*What you need to do*
Scan the records for "点击查看". Show the matching lines.

======== Records to use

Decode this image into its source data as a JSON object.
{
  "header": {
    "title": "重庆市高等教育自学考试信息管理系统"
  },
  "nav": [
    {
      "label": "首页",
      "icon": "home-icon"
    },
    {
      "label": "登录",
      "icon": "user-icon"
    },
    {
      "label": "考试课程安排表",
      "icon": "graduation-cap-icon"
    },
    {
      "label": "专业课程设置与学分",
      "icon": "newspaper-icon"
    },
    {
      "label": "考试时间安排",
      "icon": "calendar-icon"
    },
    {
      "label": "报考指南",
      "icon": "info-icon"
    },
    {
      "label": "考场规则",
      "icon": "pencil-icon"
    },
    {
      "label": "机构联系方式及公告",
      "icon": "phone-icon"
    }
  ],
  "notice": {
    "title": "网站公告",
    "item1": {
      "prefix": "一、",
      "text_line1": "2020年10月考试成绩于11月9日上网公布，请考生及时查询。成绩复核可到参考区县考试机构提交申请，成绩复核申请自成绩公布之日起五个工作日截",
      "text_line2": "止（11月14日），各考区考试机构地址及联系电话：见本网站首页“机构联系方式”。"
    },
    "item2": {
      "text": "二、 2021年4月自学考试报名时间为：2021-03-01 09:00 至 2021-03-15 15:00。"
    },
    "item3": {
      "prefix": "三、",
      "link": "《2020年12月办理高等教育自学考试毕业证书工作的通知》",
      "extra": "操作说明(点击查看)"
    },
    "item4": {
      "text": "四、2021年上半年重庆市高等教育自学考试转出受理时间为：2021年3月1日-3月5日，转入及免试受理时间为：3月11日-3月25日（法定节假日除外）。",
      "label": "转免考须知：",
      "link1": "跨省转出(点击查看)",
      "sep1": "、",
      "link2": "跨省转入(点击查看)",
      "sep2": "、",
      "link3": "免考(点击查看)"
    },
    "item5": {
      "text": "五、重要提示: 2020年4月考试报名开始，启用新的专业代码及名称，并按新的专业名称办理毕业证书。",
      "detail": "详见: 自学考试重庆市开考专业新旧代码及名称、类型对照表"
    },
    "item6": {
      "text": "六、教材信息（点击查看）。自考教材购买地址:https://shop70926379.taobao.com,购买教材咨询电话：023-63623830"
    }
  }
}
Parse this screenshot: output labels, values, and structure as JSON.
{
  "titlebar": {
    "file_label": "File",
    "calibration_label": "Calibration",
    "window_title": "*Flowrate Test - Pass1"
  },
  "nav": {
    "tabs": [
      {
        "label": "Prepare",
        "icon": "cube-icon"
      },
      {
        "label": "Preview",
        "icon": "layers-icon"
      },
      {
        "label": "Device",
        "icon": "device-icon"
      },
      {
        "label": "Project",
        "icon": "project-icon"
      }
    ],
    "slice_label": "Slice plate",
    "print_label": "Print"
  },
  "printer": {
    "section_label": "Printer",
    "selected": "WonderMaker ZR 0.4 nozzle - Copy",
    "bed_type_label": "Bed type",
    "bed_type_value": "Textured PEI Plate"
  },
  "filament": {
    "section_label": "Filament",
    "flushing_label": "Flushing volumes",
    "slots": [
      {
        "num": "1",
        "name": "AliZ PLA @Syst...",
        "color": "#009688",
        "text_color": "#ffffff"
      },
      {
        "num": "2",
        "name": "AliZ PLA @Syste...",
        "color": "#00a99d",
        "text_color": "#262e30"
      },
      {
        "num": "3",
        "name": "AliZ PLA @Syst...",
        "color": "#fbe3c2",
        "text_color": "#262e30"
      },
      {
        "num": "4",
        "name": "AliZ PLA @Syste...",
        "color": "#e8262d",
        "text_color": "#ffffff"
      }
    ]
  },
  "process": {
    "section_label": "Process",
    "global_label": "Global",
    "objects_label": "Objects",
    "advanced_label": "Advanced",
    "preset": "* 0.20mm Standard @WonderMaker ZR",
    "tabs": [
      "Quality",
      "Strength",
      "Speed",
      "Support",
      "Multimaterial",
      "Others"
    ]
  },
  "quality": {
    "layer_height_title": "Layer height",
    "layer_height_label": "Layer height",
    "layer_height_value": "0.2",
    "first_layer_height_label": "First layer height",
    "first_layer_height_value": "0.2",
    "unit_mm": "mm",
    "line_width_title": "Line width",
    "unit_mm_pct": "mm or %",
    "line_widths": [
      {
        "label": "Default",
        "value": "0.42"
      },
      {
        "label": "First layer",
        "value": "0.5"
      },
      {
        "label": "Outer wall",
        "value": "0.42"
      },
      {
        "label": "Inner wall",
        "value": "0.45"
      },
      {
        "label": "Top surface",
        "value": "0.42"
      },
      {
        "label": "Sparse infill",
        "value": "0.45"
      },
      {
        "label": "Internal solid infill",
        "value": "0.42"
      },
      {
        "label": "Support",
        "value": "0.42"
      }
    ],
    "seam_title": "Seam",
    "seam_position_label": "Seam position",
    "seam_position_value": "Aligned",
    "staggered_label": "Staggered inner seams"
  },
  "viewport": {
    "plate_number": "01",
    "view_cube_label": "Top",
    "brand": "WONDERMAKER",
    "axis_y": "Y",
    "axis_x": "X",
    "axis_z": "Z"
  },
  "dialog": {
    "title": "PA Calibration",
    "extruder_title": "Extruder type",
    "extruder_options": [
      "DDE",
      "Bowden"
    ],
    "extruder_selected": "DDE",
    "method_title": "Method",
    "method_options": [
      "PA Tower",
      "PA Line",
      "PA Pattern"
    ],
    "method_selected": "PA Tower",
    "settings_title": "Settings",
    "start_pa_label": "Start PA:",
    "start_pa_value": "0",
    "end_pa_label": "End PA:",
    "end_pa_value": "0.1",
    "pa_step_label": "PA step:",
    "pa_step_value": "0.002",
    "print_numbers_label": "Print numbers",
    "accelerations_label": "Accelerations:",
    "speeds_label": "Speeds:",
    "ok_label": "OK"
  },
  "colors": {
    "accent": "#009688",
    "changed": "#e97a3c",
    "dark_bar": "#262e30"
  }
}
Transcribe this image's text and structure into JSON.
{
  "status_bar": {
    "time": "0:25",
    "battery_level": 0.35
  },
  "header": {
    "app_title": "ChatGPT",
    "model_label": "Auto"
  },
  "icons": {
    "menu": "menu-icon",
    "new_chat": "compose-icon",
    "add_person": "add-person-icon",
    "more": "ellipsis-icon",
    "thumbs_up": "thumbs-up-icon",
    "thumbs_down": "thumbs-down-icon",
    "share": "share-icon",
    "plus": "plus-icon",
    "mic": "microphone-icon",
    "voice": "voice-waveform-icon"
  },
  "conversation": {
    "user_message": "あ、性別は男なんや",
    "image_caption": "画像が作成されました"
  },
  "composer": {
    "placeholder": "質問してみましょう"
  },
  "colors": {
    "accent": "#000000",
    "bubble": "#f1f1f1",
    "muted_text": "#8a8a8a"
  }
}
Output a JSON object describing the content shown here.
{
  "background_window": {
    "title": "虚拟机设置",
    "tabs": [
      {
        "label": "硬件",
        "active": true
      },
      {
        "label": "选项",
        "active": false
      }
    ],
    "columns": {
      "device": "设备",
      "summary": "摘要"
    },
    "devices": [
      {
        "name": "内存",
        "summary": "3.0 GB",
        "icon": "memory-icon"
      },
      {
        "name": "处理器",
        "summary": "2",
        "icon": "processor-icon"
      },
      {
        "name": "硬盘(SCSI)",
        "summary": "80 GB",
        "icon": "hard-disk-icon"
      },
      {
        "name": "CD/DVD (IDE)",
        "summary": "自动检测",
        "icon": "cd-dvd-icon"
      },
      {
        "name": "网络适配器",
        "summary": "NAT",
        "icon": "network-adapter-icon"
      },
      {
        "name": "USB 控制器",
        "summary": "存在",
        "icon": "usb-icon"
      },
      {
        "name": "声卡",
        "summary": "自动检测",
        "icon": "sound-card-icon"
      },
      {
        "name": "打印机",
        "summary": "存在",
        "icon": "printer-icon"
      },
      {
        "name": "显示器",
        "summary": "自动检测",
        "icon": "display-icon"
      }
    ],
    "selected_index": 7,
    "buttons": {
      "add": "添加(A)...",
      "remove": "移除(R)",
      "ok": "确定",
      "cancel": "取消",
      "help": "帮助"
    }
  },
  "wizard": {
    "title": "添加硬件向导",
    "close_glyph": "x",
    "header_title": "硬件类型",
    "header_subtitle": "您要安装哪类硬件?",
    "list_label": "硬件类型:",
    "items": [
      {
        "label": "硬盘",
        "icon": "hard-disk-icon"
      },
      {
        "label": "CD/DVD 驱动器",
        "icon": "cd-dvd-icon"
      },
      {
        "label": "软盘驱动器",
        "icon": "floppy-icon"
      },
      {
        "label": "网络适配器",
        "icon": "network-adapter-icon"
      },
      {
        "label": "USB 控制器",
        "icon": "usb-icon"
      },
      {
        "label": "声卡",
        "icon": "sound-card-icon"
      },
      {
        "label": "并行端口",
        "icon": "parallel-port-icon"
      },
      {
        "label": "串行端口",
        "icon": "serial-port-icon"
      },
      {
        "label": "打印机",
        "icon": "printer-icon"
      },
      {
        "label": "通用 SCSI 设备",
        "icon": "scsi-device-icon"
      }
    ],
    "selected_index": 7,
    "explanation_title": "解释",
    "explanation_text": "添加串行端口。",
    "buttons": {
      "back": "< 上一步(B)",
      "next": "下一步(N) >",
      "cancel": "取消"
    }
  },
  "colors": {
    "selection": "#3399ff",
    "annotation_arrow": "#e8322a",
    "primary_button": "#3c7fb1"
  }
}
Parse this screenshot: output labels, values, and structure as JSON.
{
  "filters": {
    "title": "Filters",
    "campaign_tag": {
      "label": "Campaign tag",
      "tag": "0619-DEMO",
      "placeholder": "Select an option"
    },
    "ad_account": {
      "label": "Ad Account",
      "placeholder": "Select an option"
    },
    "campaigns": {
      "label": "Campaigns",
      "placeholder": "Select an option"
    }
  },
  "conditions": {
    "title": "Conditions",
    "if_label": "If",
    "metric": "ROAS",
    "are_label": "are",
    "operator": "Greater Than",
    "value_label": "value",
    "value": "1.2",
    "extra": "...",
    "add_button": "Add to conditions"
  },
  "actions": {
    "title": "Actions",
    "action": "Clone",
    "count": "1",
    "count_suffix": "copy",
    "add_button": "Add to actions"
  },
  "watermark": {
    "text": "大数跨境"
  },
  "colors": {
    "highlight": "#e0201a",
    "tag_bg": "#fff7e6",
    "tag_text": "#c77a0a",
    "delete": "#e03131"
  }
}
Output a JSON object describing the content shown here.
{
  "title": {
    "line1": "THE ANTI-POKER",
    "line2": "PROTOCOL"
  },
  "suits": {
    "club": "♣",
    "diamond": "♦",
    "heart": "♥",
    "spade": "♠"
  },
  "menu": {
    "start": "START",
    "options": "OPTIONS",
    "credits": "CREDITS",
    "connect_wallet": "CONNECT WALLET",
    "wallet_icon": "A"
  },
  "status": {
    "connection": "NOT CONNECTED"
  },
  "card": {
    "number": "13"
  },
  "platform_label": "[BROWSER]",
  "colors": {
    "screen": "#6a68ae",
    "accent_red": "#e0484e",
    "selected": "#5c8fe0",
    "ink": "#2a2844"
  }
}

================

*Answer to this problem*
      "extra": "操作说明(点击查看)"
      "link1": "跨省转出(点击查看)",
      "link2": "跨省转入(点击查看)",
      "link3": "免考(点击查看)"
      "text": "六、教材信息（点击查看）。自考教材购买地址:https://shop70926379.taobao.com,购买教材咨询电话：023-63623830"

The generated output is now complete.